Chicago Board of Trade Market News
Outlook: December corn futures are down 30 ¼ cents (5.0 percent) this week a strong overnight rally Sunday night and Monday morning failed to find follow through support. A combination of improved weather forecasts for the U.S. Midwest and seasonal price patterns kept corn futures on the defensive.
Despite last week’s heatwave that blanketed much of the Plains and Western Corn Belt, U.S. corn conditions were steady last week. USDA estimated that 64 percent of the crop was in good/excellent condition, which was above expectations and in-line with the five-year average rating. Concerns had been mounting that the U.S. would experience a hot, dry finish to the month of July that could negatively impact the corn crop as it passed through pollination. Those fears were relieved somewhat this week as the weather forecast shifted to feature more rains for the northern Plains and Corn Belt along with cooler temperatures in August. Notably, 37 percent of the crop was silking last week, down from the 5-year average of 48 percent while just 6 percent had entered the dough stage (versus 7 percent on average).
The fact that the U.S. crop is developing in good condition with trendline or better yields should be a reassurance to the global market, especially as production in the EU and Ukraine is threatened. Western Europe is grappling with a record-breaking heatwave that is threatening the continent’s corn crop as it passed through critical growth stages. USDA’s July WASDE anticipated Europe would produce a 68-MMT corn crop with a yield of 7.5 MT/ha, but that figure is increasingly in question. Similarly, Ukraine’s 25-MMT corn crop (down from 43 MMT produced in 2021) is also threatened by hot temperatures and the impacts of Russia’s invasion of the country. Ukraine was expected to export 9 MMT of corn in 2022/23 (down from 36.2 MMT last year), but the war’s impacts could prove that figure overly optimistic.
The U.S. export market is well into its seasonal shift whereby old crop (2021/22) export sales decline as new crop (2022/23 sales increase rapidly. USDA reported that net old crop sales last week totaled 33.9 KMT (down 43 percent week-over-week) but new crop sales were up 64 percent at 570,000 MT. Old crop exports, however, rose 21 percent and totaled 1.109 MMT as buyers took advantage of the break in futures prices. YTD 2021/22 bookings total 60.45 MMT, down 13 percent, while new crop bookings total 7.4 MMT, down 54 percent from last year’s historic pace but in-line with the five-year average rate.

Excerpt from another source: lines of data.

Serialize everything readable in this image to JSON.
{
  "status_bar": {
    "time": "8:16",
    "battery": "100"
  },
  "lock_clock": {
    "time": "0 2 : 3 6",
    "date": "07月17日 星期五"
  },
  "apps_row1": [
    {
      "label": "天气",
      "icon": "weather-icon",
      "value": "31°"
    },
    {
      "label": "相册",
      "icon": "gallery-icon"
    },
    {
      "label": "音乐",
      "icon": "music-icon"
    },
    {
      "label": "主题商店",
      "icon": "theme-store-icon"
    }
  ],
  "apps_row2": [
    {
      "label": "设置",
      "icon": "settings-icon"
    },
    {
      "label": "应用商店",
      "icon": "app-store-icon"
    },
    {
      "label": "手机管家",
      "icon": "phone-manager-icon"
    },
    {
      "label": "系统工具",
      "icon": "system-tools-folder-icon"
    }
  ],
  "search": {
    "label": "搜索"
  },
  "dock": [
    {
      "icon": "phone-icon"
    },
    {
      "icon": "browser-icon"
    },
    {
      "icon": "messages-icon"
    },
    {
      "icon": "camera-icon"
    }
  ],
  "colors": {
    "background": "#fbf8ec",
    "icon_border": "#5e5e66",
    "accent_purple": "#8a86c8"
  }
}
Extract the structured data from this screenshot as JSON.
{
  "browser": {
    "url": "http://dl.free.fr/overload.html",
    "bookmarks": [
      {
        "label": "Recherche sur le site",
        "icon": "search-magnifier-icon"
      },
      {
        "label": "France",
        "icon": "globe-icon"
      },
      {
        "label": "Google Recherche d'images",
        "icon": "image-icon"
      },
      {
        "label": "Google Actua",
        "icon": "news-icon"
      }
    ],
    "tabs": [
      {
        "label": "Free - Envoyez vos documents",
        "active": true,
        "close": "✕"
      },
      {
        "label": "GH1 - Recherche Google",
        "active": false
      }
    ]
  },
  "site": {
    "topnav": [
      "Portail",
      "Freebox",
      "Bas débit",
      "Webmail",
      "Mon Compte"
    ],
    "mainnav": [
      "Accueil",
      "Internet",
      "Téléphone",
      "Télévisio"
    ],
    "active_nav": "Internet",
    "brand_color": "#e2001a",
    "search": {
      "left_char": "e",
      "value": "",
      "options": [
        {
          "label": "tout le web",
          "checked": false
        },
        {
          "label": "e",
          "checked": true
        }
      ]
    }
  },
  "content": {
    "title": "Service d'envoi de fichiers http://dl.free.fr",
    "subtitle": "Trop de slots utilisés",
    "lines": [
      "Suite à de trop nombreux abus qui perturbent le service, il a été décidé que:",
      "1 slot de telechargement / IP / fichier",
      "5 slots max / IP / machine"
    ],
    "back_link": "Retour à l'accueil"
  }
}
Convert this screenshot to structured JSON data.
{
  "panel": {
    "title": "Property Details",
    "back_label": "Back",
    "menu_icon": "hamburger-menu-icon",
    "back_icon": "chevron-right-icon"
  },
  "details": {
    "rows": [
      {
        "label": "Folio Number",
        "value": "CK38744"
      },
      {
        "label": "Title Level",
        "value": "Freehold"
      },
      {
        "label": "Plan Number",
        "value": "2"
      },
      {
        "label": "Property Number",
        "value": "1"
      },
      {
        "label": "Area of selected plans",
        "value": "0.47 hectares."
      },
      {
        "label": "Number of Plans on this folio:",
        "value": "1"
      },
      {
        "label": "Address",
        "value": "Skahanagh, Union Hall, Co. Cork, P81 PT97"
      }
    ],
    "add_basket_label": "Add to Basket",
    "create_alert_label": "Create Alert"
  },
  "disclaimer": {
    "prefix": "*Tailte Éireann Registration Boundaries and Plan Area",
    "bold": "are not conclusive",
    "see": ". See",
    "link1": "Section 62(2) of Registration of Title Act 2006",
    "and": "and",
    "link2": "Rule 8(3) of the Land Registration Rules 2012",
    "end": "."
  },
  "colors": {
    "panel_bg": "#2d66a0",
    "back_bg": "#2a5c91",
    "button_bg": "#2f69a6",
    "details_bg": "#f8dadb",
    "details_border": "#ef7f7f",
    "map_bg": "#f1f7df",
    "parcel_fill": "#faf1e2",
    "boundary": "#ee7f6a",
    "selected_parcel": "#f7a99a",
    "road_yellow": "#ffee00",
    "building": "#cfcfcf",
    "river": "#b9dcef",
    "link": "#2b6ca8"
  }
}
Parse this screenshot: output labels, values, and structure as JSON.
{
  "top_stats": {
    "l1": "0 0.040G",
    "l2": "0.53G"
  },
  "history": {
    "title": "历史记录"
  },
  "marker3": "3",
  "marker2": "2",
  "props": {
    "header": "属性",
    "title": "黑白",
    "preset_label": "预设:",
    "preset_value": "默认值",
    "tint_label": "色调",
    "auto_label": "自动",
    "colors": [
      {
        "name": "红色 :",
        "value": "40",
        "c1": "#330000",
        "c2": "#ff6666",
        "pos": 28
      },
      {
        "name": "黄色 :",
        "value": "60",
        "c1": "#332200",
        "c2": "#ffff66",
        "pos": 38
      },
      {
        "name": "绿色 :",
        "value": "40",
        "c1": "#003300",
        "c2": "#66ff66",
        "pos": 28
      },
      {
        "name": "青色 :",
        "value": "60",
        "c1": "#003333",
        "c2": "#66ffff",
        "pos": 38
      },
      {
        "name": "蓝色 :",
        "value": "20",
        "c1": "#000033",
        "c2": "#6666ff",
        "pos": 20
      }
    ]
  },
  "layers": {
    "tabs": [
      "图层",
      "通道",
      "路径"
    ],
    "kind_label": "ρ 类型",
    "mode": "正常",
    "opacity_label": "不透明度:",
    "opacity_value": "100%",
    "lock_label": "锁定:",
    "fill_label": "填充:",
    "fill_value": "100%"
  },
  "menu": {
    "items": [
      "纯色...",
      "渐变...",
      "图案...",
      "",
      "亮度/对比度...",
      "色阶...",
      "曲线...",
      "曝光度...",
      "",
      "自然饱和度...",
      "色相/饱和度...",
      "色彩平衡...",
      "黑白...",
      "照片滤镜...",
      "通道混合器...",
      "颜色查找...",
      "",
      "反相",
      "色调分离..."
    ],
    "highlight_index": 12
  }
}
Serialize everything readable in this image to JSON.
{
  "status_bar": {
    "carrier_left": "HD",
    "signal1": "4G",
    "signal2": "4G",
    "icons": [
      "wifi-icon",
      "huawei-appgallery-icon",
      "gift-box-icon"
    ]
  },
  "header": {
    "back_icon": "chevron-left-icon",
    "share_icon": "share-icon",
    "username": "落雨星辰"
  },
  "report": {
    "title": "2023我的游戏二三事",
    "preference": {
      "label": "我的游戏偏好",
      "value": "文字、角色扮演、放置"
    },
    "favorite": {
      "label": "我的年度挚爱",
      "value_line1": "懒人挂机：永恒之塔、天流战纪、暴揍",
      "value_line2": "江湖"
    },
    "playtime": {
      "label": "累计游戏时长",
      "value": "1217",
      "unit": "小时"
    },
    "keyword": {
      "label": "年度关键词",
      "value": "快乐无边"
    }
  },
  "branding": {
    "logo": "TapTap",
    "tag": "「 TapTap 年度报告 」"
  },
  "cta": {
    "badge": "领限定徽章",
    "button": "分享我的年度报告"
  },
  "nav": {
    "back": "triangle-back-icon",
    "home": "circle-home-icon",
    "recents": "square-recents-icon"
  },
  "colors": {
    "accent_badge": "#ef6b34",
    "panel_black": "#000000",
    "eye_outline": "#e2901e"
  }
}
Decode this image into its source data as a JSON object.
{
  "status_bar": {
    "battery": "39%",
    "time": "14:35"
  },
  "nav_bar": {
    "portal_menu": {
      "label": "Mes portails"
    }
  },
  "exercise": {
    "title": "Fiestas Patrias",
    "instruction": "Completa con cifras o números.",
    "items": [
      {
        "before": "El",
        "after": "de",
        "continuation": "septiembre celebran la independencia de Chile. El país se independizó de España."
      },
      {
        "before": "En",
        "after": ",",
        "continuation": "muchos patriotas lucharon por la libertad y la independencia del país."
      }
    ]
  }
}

From a technical standpoint, December corn futures attempted to test their 6 July low on Thursday, 21 July. The market, however, found sufficiently robust end-user buying interest and short-covering that it was unable to test that technical support point. The market has been unable to post a new low since early July, which could suggest a near-term bottom is forming. Funds now hold their smallest long position in late-July in the past 5 years at a time when the EU crop is suffering a heatwave and U.S. weather forecasts only recently turned favorable. End-users have also been active buyers on this week’s break in new crop futures, which is supporting the cash market and creating a more stable outlook for prices heading into fall.